| Task to carry out |
Report the tally of lines featuring the word "also" in the entries below, without anything else.

| Records provided |
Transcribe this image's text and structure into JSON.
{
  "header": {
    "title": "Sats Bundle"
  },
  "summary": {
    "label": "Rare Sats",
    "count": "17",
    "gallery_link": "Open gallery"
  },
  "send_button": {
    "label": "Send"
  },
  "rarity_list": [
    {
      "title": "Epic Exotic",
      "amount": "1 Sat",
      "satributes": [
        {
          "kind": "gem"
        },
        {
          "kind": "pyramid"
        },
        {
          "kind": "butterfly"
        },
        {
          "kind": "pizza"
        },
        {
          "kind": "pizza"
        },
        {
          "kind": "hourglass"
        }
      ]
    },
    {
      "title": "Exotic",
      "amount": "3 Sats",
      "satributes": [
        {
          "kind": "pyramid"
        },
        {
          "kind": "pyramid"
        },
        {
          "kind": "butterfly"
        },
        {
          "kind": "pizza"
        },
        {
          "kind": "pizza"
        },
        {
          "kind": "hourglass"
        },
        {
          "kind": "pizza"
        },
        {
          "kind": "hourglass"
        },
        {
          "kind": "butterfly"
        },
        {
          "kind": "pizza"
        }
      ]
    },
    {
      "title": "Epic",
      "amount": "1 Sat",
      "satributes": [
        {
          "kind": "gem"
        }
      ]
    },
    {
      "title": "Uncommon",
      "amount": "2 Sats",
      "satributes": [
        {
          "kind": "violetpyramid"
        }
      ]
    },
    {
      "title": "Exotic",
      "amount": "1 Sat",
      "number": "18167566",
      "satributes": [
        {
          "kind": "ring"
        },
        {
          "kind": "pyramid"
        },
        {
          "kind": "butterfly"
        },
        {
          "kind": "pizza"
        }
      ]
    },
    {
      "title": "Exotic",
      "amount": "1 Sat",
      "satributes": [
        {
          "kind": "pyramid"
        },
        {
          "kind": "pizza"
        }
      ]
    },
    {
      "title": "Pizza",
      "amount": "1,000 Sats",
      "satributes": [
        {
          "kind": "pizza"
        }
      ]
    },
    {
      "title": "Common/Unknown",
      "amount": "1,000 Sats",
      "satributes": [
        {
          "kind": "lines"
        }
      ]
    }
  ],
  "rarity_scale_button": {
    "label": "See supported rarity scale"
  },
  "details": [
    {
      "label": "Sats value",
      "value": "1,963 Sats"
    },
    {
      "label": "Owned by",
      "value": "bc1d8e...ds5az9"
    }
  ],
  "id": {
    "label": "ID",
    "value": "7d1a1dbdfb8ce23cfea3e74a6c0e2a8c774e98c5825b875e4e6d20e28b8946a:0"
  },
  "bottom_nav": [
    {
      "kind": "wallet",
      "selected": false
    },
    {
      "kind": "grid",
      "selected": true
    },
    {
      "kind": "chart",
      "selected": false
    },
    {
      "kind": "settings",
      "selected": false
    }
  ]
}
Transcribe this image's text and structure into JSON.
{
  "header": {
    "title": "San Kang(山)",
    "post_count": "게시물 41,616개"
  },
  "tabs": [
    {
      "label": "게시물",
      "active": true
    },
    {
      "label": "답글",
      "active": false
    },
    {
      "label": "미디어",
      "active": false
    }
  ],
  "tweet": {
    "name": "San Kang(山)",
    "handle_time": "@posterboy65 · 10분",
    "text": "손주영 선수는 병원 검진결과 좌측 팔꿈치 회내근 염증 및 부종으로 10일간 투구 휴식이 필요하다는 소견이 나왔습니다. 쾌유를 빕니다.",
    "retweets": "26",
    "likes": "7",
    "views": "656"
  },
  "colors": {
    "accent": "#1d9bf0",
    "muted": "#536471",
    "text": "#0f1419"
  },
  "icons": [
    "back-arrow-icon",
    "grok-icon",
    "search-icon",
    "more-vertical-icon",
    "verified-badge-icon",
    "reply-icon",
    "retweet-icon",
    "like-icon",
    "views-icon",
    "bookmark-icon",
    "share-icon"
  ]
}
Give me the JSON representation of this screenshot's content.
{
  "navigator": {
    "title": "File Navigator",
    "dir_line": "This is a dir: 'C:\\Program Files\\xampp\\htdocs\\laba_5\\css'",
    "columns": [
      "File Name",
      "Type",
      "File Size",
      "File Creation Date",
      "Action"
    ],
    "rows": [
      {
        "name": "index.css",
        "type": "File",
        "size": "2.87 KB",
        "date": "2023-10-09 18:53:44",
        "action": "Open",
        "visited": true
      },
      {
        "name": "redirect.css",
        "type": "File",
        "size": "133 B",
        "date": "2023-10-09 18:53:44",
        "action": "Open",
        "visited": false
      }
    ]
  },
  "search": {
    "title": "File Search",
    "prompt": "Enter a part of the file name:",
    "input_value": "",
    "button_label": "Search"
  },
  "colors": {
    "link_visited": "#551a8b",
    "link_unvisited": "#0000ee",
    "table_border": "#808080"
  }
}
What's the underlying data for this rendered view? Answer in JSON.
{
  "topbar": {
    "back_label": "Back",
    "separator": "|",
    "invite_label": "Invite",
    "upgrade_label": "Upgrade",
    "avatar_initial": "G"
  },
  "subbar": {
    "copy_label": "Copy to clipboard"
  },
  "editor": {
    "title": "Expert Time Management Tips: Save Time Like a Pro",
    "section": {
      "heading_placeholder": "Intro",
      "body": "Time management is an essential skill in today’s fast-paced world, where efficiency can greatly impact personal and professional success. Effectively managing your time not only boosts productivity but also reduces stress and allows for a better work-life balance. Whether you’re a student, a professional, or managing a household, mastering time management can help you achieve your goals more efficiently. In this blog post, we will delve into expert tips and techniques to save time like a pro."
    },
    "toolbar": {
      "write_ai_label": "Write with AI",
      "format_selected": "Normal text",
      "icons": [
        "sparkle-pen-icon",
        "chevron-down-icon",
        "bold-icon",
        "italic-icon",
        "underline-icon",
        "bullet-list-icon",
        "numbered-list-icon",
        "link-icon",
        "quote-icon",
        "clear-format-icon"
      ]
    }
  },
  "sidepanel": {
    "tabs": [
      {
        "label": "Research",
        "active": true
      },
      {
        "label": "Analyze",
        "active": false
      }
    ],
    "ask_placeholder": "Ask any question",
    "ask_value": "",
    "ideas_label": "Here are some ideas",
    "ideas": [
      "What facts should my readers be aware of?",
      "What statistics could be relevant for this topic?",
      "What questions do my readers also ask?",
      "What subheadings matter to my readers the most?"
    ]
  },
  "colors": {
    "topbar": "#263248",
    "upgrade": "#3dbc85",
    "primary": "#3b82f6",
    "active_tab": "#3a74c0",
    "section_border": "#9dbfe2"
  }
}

| Response to this task |
2